Victor’s attempt at eliminating his femininity results in a creature that is an anomaly of both gender role identifiers. He will be neither accepted nor allowed into either sphere. Victor and the Monster each claim opposite gender identities- Victor as male, the Monster as female. Neither of them allow the other to achieve those identities, and so the story ends with both of them in exile, equalizing them in their inhumanity in that they are both left with nothing but revenge and nemesis to motivate them.
In Frankenstein, Mary Shelley shows the exigent problems within the paradigm of the division of gender roles in the Romantic Period. She warns of the social dangers of an imbalanced, heavily binarized system. As men and women are segregated they are also reliant on each other. Such is the case in Victor Frankenstein. Being separated from the domestic sphere in Ingolstadt, he is unable to nurture himself or contain his manic experiments until he has gone too far. This also disables him from being able to parent his creation, despite his previous love and admiration for him before he had been alive. Individuals are incapable of fulfilling their own educational and emotional needs. Because men are consumed with their pursuits and external knowledge, they are not taught to nurture, and because women are bound to the home, they can not provide or contribute their knowledge to society.

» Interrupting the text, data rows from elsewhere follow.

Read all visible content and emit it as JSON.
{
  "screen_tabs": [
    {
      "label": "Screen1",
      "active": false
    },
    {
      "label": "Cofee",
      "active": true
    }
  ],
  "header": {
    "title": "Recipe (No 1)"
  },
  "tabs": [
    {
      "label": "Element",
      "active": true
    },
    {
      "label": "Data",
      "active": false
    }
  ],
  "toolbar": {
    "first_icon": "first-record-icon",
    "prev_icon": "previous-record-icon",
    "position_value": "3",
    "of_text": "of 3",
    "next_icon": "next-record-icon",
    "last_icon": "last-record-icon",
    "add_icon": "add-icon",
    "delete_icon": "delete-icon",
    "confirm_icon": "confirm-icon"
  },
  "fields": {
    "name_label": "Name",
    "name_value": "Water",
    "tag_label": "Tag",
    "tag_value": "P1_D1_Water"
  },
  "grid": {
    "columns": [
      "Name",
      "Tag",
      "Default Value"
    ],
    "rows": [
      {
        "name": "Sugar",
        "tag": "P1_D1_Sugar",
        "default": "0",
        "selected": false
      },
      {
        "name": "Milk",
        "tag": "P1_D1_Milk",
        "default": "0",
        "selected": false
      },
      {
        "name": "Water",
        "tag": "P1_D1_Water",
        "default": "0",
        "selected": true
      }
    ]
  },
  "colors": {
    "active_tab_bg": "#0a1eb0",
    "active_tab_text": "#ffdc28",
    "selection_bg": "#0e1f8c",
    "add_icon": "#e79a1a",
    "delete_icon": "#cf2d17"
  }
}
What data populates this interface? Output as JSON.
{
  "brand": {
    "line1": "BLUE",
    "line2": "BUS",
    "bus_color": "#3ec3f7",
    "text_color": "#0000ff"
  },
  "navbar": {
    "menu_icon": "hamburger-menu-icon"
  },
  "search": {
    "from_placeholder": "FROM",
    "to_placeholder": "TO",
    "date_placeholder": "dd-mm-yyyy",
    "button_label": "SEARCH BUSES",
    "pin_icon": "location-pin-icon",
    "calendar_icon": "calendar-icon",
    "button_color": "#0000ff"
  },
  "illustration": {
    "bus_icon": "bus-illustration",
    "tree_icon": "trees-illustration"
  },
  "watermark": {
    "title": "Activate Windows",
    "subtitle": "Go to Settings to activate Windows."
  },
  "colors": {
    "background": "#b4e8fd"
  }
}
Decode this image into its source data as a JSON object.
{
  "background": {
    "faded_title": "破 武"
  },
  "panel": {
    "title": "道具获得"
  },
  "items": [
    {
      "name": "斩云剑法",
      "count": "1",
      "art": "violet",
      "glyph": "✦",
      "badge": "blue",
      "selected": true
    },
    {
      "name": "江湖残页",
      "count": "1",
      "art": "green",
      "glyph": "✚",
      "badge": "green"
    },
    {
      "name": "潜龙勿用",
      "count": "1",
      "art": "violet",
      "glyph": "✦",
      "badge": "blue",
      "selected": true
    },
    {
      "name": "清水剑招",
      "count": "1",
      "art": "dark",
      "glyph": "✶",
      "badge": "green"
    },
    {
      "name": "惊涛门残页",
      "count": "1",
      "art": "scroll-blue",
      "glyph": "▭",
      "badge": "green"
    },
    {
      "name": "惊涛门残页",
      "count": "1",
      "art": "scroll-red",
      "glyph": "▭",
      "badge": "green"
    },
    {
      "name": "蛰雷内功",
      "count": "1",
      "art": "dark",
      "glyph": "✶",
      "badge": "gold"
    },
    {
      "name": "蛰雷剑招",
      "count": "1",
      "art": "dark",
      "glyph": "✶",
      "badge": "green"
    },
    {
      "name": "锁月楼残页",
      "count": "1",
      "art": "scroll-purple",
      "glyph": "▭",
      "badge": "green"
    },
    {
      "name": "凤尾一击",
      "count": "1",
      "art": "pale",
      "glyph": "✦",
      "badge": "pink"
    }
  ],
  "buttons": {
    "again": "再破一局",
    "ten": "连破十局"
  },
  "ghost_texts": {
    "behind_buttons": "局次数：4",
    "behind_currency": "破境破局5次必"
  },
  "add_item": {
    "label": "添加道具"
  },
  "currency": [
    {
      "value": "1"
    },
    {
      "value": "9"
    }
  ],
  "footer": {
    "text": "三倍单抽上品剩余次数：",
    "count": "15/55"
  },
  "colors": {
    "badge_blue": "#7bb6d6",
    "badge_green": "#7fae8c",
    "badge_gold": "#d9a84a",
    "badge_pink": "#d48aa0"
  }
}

Shelley, Mary Wollstonecraft, and Susan J. Wolfson. Mary Wollstonecraft Shelley's Frankenstein, Or, The Modern Prometheus. 2nd ed. New York: Pearson Longman, 2007. Print.
Benziman, Galia. "Challenging The Biological: The Fantasy Of Male Birth As A Nineteenth-Century Narrative Of Ethical Failure." Women's Studies 35 (2006): 375-95. Routledge Taylor and Francis Group. Web. 10 Feb. 2015.
Suggested Further ReadingEdit
Mellor, Anne. ""Usurping the Female; Chapter 6 of Mary Shelley: Her Life, Her Fiction, Her Monsters (New York: Methuen, 1988), Pp. 115-26"" Mellor, "Usurping the Female" Web. 17 Feb. 2015. <http://knarf.english.upenn.edu/Articles/mellor6.html>.
"Wollstonecraft, Mary. 1792. A Vindication of the Rights of Woman." Wollstonecraft, Mary. 1792. A Vindication of the Rights of Woman. Web. 15 Feb. 2015. <http://www.bartleby.com/144/>.